◆ PROBLEM
Which lines of the data below hold "this"? Copy each of them.

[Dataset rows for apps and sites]
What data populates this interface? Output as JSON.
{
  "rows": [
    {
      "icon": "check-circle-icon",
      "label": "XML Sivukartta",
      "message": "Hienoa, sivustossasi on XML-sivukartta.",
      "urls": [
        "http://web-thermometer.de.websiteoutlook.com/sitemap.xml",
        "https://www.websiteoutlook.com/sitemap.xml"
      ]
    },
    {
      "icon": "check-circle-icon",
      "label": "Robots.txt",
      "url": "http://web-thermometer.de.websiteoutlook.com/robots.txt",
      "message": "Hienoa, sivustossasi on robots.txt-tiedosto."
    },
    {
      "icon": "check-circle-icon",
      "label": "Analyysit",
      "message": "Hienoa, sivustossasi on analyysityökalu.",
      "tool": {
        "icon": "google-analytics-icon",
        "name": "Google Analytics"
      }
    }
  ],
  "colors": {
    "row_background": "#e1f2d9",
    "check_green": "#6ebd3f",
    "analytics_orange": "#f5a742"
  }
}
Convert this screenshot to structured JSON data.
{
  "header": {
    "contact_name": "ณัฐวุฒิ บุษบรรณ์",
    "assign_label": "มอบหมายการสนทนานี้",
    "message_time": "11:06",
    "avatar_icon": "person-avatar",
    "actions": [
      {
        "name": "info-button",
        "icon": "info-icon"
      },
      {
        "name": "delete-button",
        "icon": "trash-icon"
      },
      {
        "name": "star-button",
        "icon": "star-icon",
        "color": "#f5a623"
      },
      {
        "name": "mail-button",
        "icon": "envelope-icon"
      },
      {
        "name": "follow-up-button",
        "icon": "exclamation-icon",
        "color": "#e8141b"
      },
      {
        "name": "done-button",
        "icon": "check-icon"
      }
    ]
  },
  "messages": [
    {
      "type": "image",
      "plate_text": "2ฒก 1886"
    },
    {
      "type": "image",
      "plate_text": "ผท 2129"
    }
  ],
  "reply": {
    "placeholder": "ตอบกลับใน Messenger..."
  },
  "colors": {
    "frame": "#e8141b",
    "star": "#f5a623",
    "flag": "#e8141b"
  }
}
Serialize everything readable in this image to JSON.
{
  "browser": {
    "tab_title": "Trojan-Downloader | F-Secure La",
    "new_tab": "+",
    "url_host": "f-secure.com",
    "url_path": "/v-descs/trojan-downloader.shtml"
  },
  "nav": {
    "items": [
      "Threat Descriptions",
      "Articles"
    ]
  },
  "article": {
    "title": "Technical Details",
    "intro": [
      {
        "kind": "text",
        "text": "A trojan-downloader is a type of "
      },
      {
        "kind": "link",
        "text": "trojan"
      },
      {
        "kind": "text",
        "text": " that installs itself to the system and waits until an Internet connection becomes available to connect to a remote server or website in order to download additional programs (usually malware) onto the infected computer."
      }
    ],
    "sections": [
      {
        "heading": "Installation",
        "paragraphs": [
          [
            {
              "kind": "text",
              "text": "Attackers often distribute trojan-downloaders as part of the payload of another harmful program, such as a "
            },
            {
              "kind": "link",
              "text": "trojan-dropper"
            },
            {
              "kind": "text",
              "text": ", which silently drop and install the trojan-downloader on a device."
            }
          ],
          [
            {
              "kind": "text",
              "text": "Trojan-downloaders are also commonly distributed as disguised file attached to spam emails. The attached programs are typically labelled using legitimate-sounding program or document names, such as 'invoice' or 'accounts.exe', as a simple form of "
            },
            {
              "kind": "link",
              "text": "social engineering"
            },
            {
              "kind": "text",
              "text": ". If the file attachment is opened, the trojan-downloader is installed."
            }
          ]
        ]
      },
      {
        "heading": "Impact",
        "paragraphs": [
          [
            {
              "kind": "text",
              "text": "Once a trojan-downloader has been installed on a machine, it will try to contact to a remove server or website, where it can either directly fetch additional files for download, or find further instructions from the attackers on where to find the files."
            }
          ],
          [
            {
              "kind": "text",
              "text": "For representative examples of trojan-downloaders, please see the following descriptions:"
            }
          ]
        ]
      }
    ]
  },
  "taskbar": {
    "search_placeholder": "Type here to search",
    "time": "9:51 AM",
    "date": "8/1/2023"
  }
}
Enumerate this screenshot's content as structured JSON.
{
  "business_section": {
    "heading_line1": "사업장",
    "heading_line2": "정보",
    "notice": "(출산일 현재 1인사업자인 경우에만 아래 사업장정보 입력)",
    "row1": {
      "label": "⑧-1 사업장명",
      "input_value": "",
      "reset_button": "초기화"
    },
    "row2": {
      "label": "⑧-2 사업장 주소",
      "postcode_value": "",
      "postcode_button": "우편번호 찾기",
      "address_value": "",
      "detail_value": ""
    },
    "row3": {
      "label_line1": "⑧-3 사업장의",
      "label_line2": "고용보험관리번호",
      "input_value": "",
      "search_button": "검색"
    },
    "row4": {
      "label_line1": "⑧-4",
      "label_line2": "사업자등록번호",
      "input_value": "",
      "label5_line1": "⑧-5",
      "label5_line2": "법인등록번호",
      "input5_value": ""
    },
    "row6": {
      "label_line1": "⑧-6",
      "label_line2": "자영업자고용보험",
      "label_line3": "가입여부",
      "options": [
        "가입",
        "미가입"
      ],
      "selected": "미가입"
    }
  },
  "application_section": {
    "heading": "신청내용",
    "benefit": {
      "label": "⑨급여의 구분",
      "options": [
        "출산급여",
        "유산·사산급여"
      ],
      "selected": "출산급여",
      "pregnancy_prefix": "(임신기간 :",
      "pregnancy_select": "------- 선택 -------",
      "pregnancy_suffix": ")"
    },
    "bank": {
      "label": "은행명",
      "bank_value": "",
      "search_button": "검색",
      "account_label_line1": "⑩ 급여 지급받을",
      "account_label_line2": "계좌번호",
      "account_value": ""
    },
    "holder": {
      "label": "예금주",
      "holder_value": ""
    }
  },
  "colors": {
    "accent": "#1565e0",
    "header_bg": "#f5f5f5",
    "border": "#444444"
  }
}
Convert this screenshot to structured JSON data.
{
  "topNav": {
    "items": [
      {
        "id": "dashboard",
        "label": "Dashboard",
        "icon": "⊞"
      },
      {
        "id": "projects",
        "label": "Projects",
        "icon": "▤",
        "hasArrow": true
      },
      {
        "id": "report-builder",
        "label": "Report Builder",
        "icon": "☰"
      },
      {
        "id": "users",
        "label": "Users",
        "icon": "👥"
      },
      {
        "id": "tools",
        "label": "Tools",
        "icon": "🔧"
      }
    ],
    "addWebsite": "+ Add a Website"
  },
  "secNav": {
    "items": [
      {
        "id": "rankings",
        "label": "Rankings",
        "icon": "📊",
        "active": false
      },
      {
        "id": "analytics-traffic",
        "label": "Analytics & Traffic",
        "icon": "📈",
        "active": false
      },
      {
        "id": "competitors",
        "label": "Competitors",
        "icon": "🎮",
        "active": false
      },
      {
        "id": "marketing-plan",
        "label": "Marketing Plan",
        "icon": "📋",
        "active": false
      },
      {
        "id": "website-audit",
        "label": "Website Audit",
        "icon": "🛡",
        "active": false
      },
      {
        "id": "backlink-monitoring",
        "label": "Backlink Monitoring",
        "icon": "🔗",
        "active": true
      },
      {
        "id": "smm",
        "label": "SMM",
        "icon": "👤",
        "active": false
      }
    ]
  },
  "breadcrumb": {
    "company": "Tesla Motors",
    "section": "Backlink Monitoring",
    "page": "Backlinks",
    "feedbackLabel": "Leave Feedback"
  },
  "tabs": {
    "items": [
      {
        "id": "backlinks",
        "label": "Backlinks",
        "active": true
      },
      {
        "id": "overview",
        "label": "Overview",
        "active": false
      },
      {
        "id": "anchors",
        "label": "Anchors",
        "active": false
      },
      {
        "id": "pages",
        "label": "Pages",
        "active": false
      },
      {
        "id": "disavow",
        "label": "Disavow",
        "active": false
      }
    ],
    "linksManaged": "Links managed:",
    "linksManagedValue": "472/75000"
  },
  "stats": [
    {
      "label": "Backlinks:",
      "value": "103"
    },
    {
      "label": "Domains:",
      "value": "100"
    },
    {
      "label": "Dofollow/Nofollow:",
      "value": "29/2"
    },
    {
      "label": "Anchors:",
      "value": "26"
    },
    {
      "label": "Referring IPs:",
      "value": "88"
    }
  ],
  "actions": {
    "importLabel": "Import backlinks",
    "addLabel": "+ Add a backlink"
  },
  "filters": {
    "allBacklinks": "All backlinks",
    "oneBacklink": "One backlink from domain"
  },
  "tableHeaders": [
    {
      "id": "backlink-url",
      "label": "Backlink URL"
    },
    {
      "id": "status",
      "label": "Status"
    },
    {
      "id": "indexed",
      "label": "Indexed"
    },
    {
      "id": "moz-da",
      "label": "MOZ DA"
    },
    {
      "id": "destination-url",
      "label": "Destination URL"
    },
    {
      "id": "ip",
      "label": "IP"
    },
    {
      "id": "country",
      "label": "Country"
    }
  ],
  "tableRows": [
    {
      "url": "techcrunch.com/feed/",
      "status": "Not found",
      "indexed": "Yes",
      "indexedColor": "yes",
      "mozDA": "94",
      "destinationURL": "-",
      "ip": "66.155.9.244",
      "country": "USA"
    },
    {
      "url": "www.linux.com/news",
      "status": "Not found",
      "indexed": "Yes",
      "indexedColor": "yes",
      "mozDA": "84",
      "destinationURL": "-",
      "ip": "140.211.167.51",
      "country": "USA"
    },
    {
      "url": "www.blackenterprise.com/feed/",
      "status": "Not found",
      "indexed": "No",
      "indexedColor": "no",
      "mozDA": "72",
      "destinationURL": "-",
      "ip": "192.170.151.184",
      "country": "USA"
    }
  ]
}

◆ TASK ANSWER
What data populates this interface? Output as JSON.
Convert this screenshot to structured JSON data.
Serialize everything readable in this image to JSON.
Enumerate this screenshot's content as structured JSON.
Convert this screenshot to structured JSON data.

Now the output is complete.